There is a decent amount of variation in the different forms of seaweed and often the serving sizes are small, so reading the nutritional label can be a good place to start for specifics.
Seaweed for Miso Soup
Wakame is the seaweed most often used in miso soup, but any of the four main varieties can be used for miso soup. In a traditional Japanese dashi stock, both kombu and wakame are used to make the classic dish. Arame makes a lovely topping to any steaming bowl of soup, and adding a crispy, toasted slice of nori is great for dipping or floating on top.
If you are looking for a really simple way to elevate your meal, then try out these simple, healthy and delicious seaweed chips made with nori, almond butter and miso.
Seaweed rolls are an endlessly versatile way to enjoy sheets of seaweed such as nori, flat noodle-like wakame, crispy arame, or kombu powder for a nice umami bomb.
Seaweed flakes can be a great way to add some of that briny, umami flavor in small amounts. They can be added to smoothies, soups, salads, sushi and sandwiches. These treasures are really packed with flavor and nutrition, so a little can go a long way! Check out one classic and one unexpected way to use seaweed flakes in these recipes below.
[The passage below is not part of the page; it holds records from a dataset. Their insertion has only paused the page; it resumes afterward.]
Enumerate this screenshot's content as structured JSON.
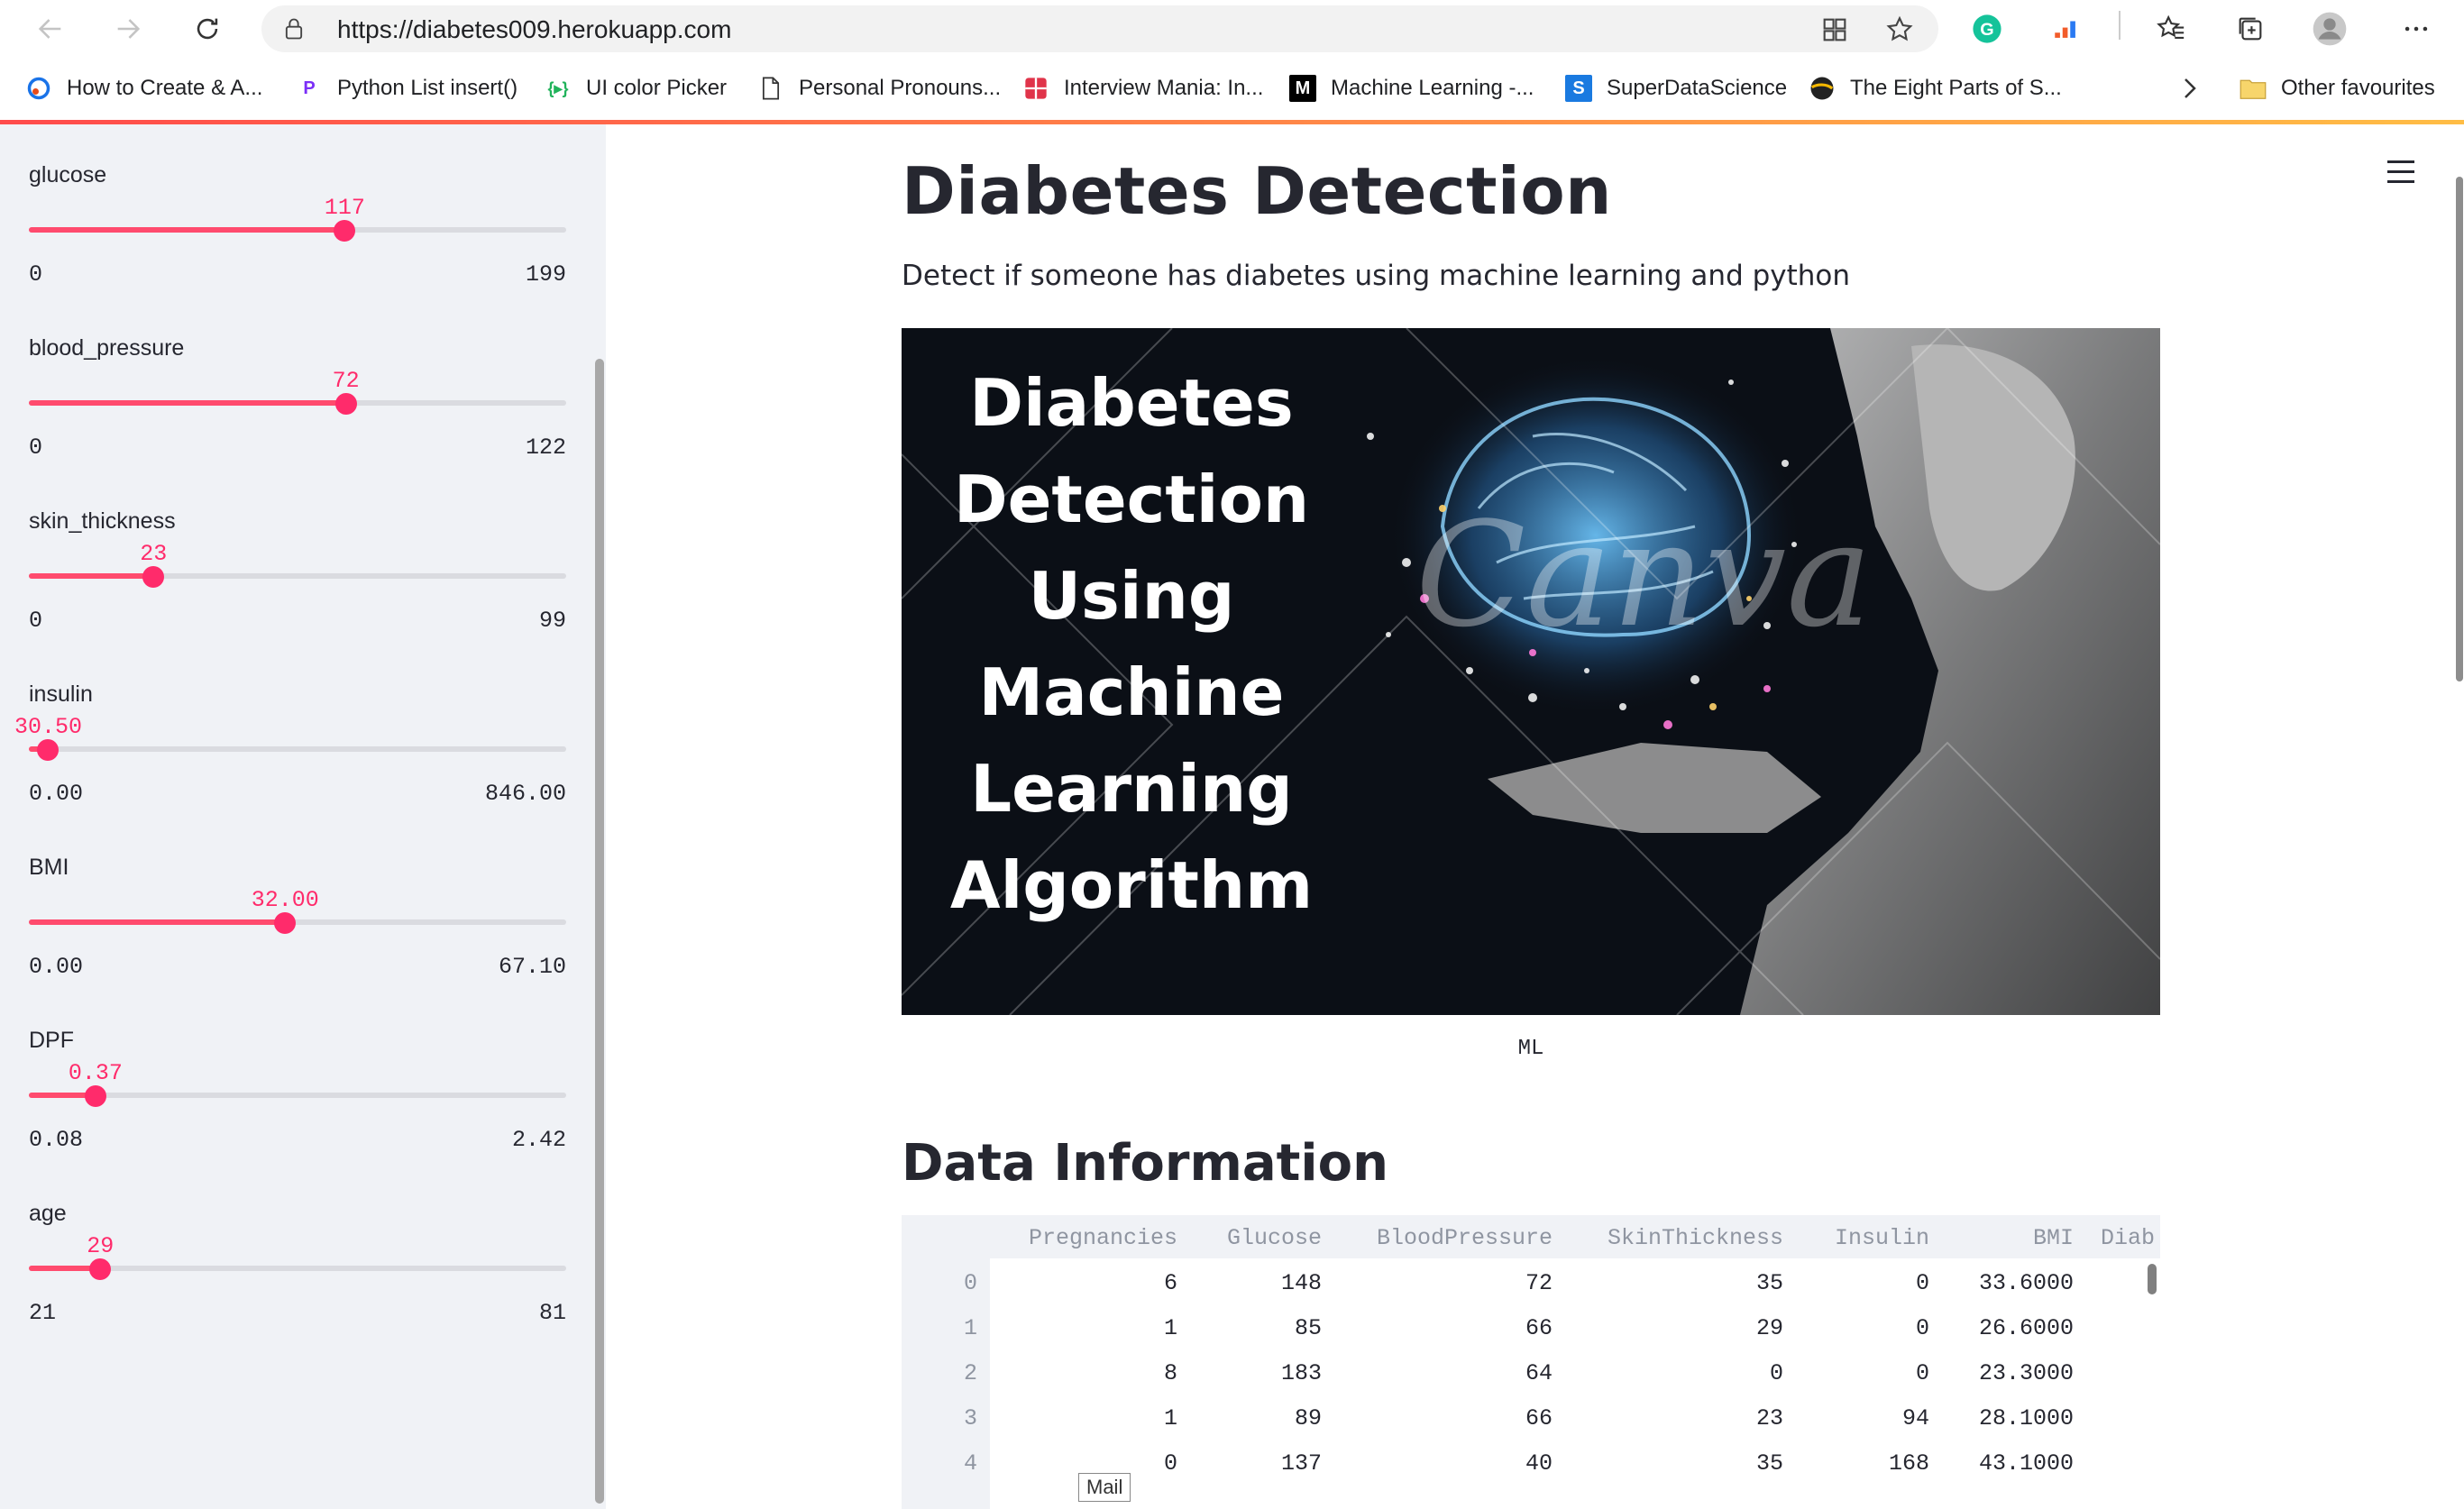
{
  "browser": {
    "url": "https://diabetes009.herokuapp.com",
    "bookmarks": [
      {
        "label": "How to Create & A...",
        "icon": "blue-circle-icon"
      },
      {
        "label": "Python List insert()",
        "icon": "purple-p-icon"
      },
      {
        "label": "UI color Picker",
        "icon": "green-bracket-icon"
      },
      {
        "label": "Personal Pronouns...",
        "icon": "page-icon"
      },
      {
        "label": "Interview Mania: In...",
        "icon": "red-grid-icon"
      },
      {
        "label": "Machine Learning -...",
        "icon": "medium-m-icon"
      },
      {
        "label": "SuperDataScience",
        "icon": "blue-s-icon"
      },
      {
        "label": "The Eight Parts of S...",
        "icon": "globe-icon"
      }
    ],
    "other_favourites": "Other favourites"
  },
  "sidebar": {
    "sliders": [
      {
        "label": "glucose",
        "value": "117",
        "min": "0",
        "max": "199",
        "fraction": 0.588
      },
      {
        "label": "blood_pressure",
        "value": "72",
        "min": "0",
        "max": "122",
        "fraction": 0.59
      },
      {
        "label": "skin_thickness",
        "value": "23",
        "min": "0",
        "max": "99",
        "fraction": 0.232
      },
      {
        "label": "insulin",
        "value": "30.50",
        "min": "0.00",
        "max": "846.00",
        "fraction": 0.036
      },
      {
        "label": "BMI",
        "value": "32.00",
        "min": "0.00",
        "max": "67.10",
        "fraction": 0.477
      },
      {
        "label": "DPF",
        "value": "0.37",
        "min": "0.08",
        "max": "2.42",
        "fraction": 0.124
      },
      {
        "label": "age",
        "value": "29",
        "min": "21",
        "max": "81",
        "fraction": 0.133
      }
    ]
  },
  "main": {
    "title": "Diabetes Detection",
    "subtitle": "Detect if someone has diabetes using machine learning and python",
    "banner": {
      "lines": [
        "Diabetes",
        "Detection",
        "Using",
        "Machine",
        "Learning",
        "Algorithm"
      ],
      "watermark": "Canva"
    },
    "caption": "ML",
    "section_title": "Data Information",
    "table": {
      "columns": [
        "Pregnancies",
        "Glucose",
        "BloodPressure",
        "SkinThickness",
        "Insulin",
        "BMI",
        "Diab"
      ],
      "rows": [
        {
          "index": "0",
          "cells": [
            "6",
            "148",
            "72",
            "35",
            "0",
            "33.6000"
          ]
        },
        {
          "index": "1",
          "cells": [
            "1",
            "85",
            "66",
            "29",
            "0",
            "26.6000"
          ]
        },
        {
          "index": "2",
          "cells": [
            "8",
            "183",
            "64",
            "0",
            "0",
            "23.3000"
          ]
        },
        {
          "index": "3",
          "cells": [
            "1",
            "89",
            "66",
            "23",
            "94",
            "28.1000"
          ]
        },
        {
          "index": "4",
          "cells": [
            "0",
            "137",
            "40",
            "35",
            "168",
            "43.1000"
          ]
        }
      ]
    },
    "tooltip": "Mail"
  },
  "colors": {
    "accent": "#ff2b6b",
    "sidebar_bg": "#f0f2f6",
    "text": "#262730"
  }
}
It’s always a treat to find a new way to wrap up a bunch of delicious goodness. We think that nori is a great fit for that job!